## TASK BRIEF
Your task is to copy the listing exactly, with the pictures left out.

*** INFORMATION GIVEN ***

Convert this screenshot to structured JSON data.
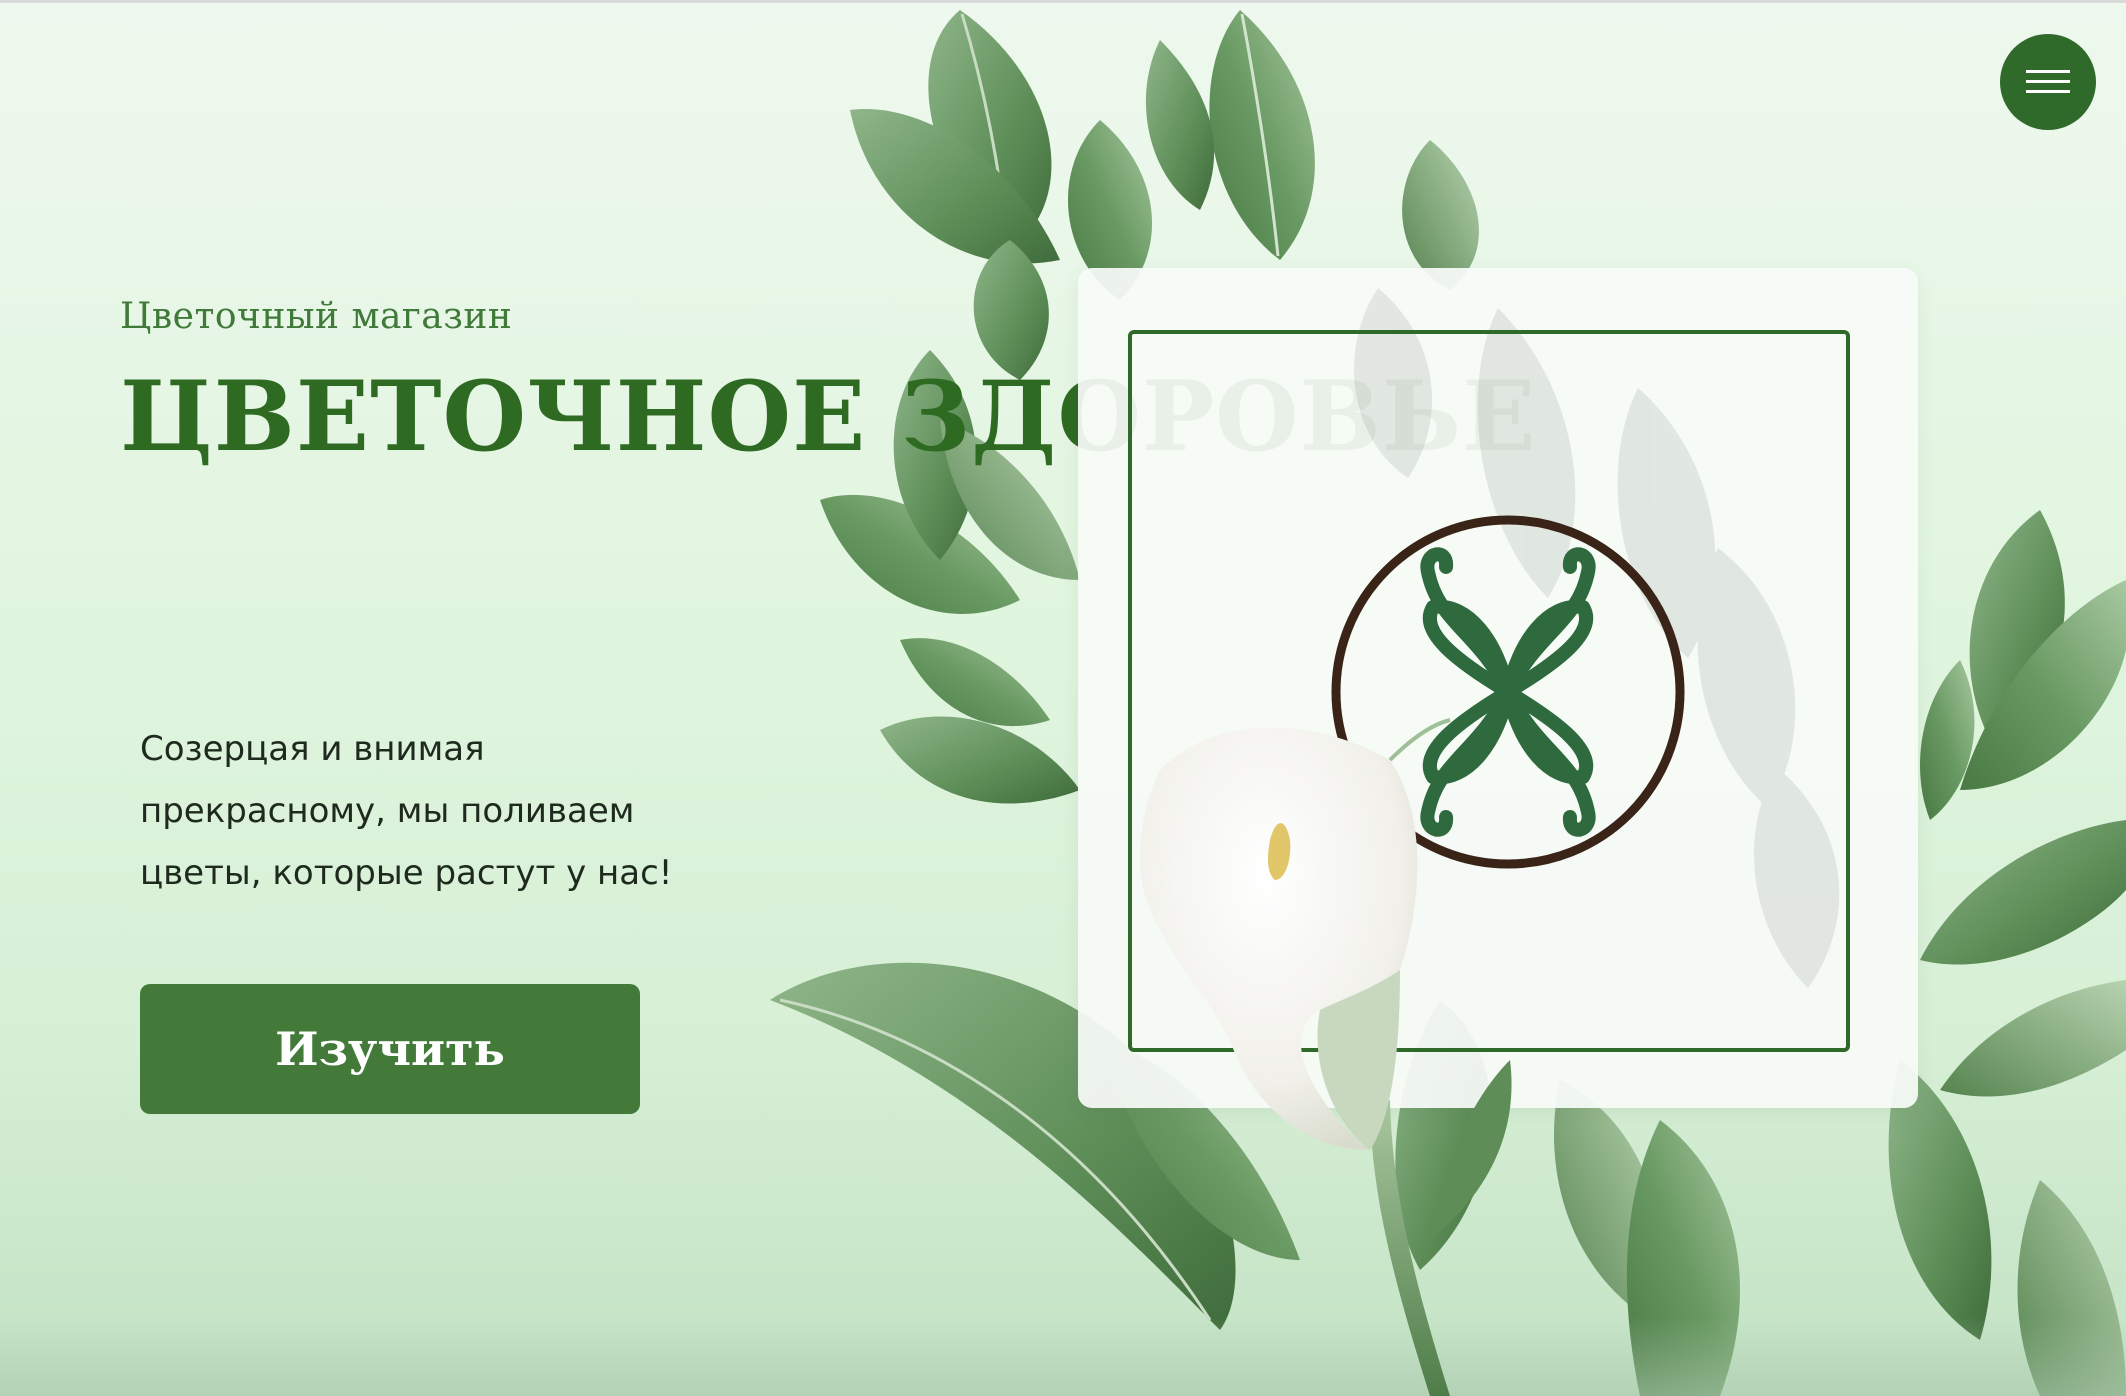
{
  "header": {
    "subtitle": "Цветочный магазин",
    "title": "ЦВЕТОЧНОЕ ЗДОРОВЬЕ",
    "menu_icon": "hamburger-menu-icon"
  },
  "hero": {
    "lead_line1": "Созерцая и внимая",
    "lead_line2": "прекрасному, мы поливаем",
    "lead_line3": "цветы, которые растут у нас!",
    "cta_label": "Изучить"
  },
  "card": {
    "logo_icon": "butterfly-logo-icon"
  },
  "colors": {
    "accent": "#2f6a2a",
    "button": "#437a39",
    "text": "#1f2a1e",
    "logo_ring": "#3a2418",
    "logo_mark": "#2e6a3e"
  }
}
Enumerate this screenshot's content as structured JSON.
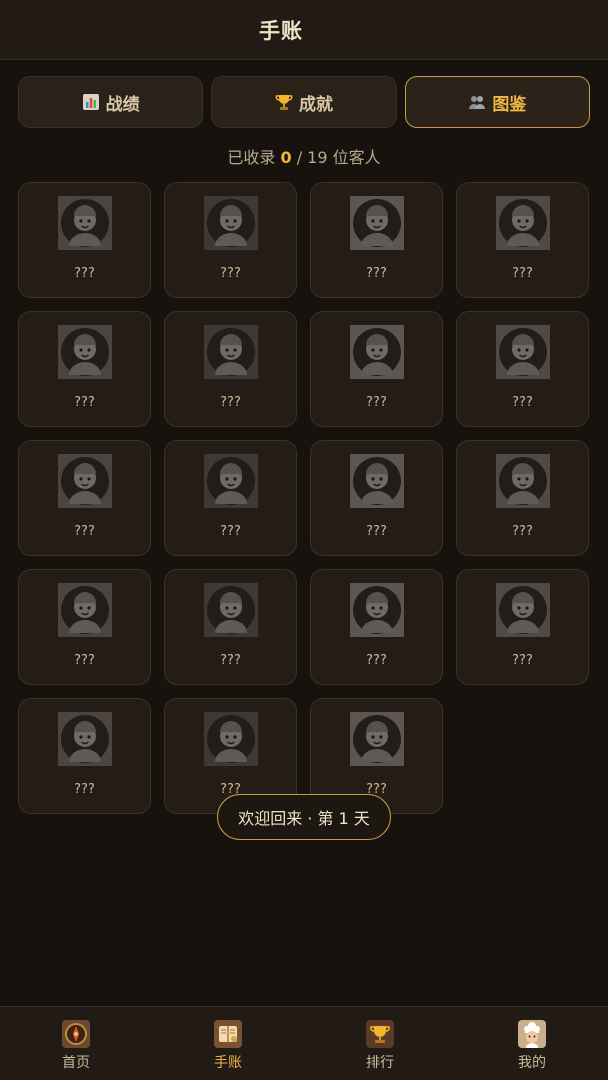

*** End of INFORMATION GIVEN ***

## OUTPUT OF THE TASK
Convert this screenshot to structured JSON data.
{
  "header": {
    "subtitle": "Цветочный магазин",
    "title": "ЦВЕТОЧНОЕ ЗДОРОВЬЕ",
    "menu_icon": "hamburger-menu-icon"
  },
  "hero": {
    "lead_line1": "Созерцая и внимая",
    "lead_line2": "прекрасному, мы поливаем",
    "lead_line3": "цветы, которые растут у нас!",
    "cta_label": "Изучить"
  },
  "card": {
    "logo_icon": "butterfly-logo-icon"
  },
  "colors": {
    "accent": "#2f6a2a",
    "button": "#437a39",
    "text": "#1f2a1e",
    "logo_ring": "#3a2418",
    "logo_mark": "#2e6a3e"
  }
}
Enumerate this screenshot's content as structured JSON.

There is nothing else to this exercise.